I, too, bought jewelry making tools at one point in my life, but never actually made any jewelry. I would have bought one of your bracelets.

Becky said...

There was the R.E.M. "losing my religion" phase, otherwise known as the time Becky lost her fun for a while. That was a spring in college that I may have gotten over, but many of my friends haven't. I think they still have a contract out on that boy's head.

Then there was the Cowboy Junkies "we are on a break" summer. My poor roomate went out and bought me everything they had recorded I didn't own, just so I'd play something else besides "Sun Comes Up" over and over and over. I still listen to them quite a bit, but these days, "Anniversary Song" and "Something more besides you" fit the bill much better. Funny how a band can do both happy and heartbreak that nails it every time.

smalltownme said...

Cat Stevens reminds me of my first summer of freedom, going to a 6 week college summer session in between my junior and senior years of high school.

Kari at A Grace Full Life said...

Bruce Hornsby.

I don't know what era he defined for me but his music takes me away.
To harbors or to fields of gray.
Who knows.
All I know is he is my musical happy place.
Although Cat Stevens is hard to compete with.

Jennifer VM said...

My mom still loves her purple bracelet, FYI. And Dashboard Confessional brought me through some tough times earlier this century. I'll also say that Bruce Springsteen is getting me through the 2010s so far.

Cha Cha said...

Key - Thank you. I think you're great. Also, have you seen ol' Cat lately? Hubba hubba!

Shannon - Thank you. And I was on that GNR train with you.

Becky - Well, if we're open to talking about college, I'm gonna need to write, like, 27 different posts, all about my love of Counting Crows. However, Cowboy Junkies? Uh, I was there with you. "Misguided Angel" is the theme song for every woman who ever dated a loser and thought it was the best she could do.

Smalltownme - That is awesome! That must have been a completely life-changing six weeks.

Kari - I think Bruce is solid choice.
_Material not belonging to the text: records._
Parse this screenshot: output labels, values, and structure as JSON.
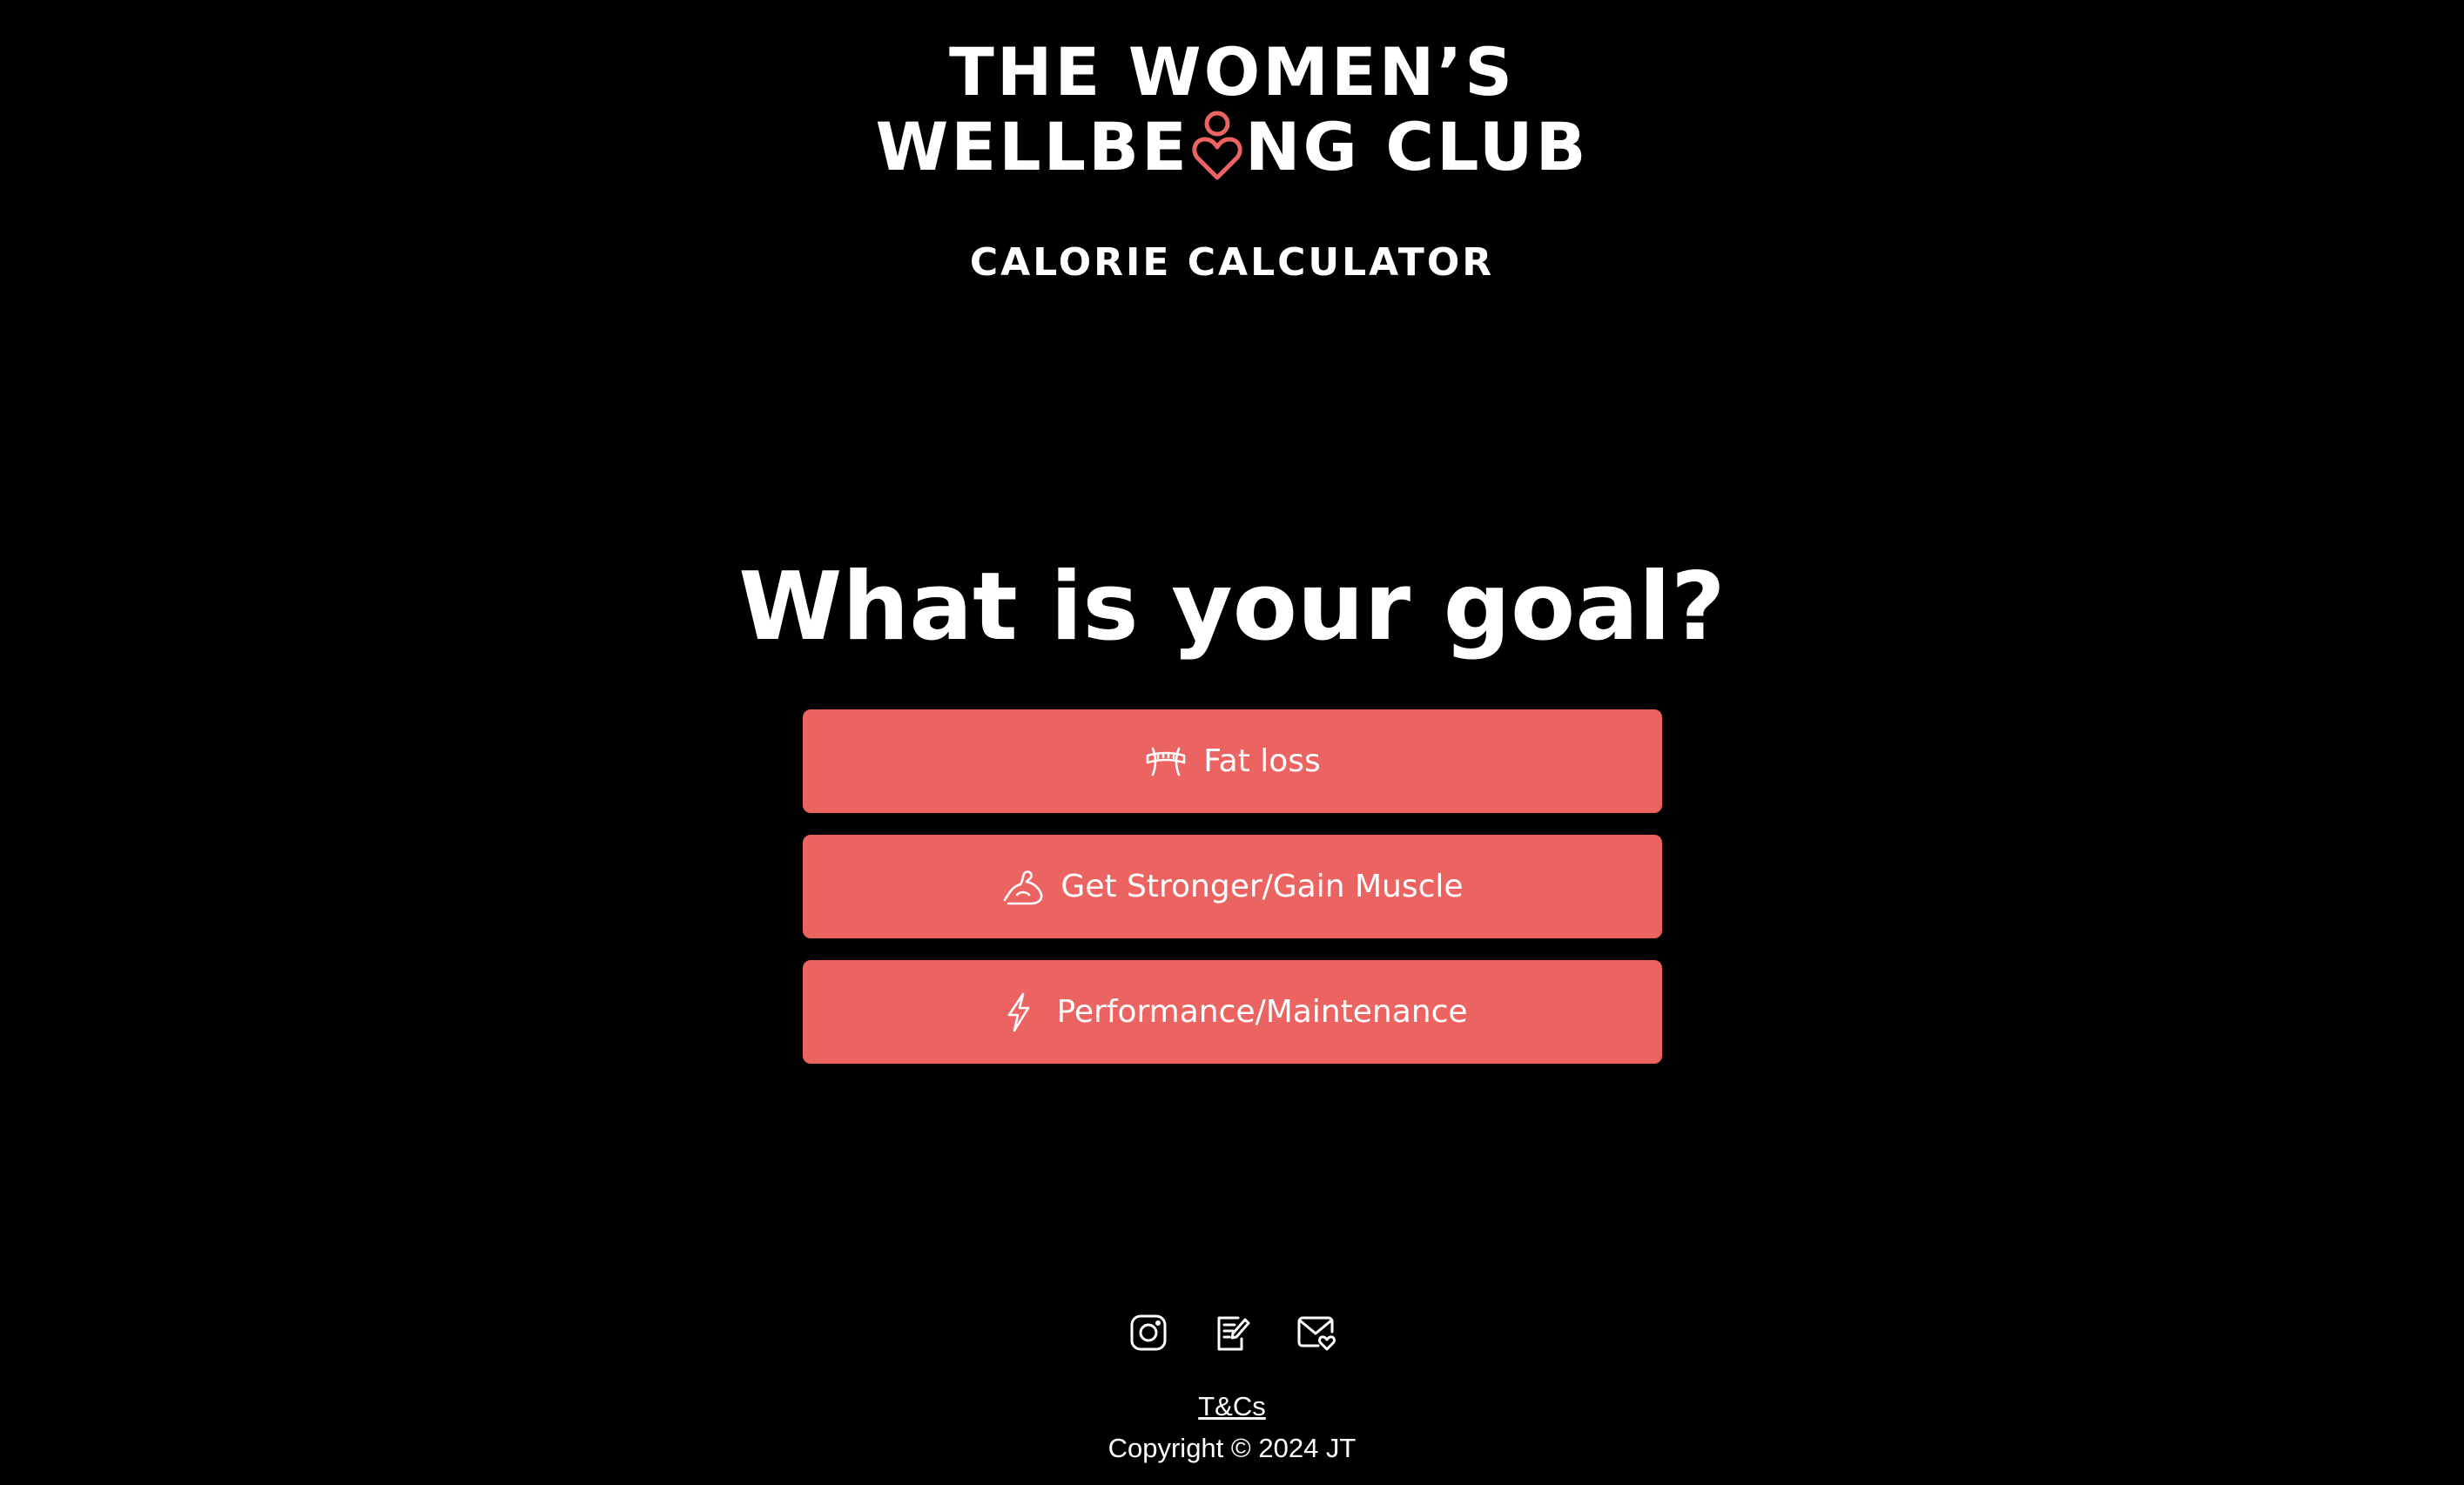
{
  "brand": {
    "line1": "THE WOMEN’S",
    "line2_before": "WELLBE",
    "line2_after": "NG CLUB",
    "logo_mark_icon": "person-heart-icon",
    "accent_color": "#ec6461"
  },
  "page": {
    "subtitle": "CALORIE CALCULATOR",
    "question": "What is your goal?"
  },
  "goals": [
    {
      "label": "Fat loss",
      "icon": "waist-measure-icon"
    },
    {
      "label": "Get Stronger/Gain Muscle",
      "icon": "flexed-arm-icon"
    },
    {
      "label": "Performance/Maintenance",
      "icon": "lightning-bolt-icon"
    }
  ],
  "footer": {
    "icons": [
      "instagram-icon",
      "blog-edit-icon",
      "mail-heart-icon"
    ],
    "tcs_label": "T&Cs",
    "copyright": "Copyright © 2024 JT"
  },
  "colors": {
    "background": "#000000",
    "button": "#ec6461",
    "text": "#ffffff"
  }
}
He's like no other.

Jen - Oh, friend. Thank you. I think Bruce's "High Hopes" could be your new theme song. Onward!

Also - wouldn't it be neat-o if Blogger allowed me to respond to individual comments instead of this cattle call? Grr. Sorry.

Cassi Renee said...

I went through a weepy period in grad school where I would sit out on my fire escape and sing along to Tori Amos's Little Earthquakes. Grad school is no time to try to make a relationship work.

BTW, my blog is on bogger, and it does allow one to reply to individual comments. I wonder what's different?

Average Jane said...

There's an obscure Alice Cooper song from the late 80s called "Step On You" that helped inspire me to leave a miserable job and later kick out a horrible boyfriend. Thanks, Alice!

Green Girl in Wisconsin said...

It is with shame, deep shame, that I get all bereft while listening to Celine Deion. But I never stooped to beading because I admit I'm not artistic;)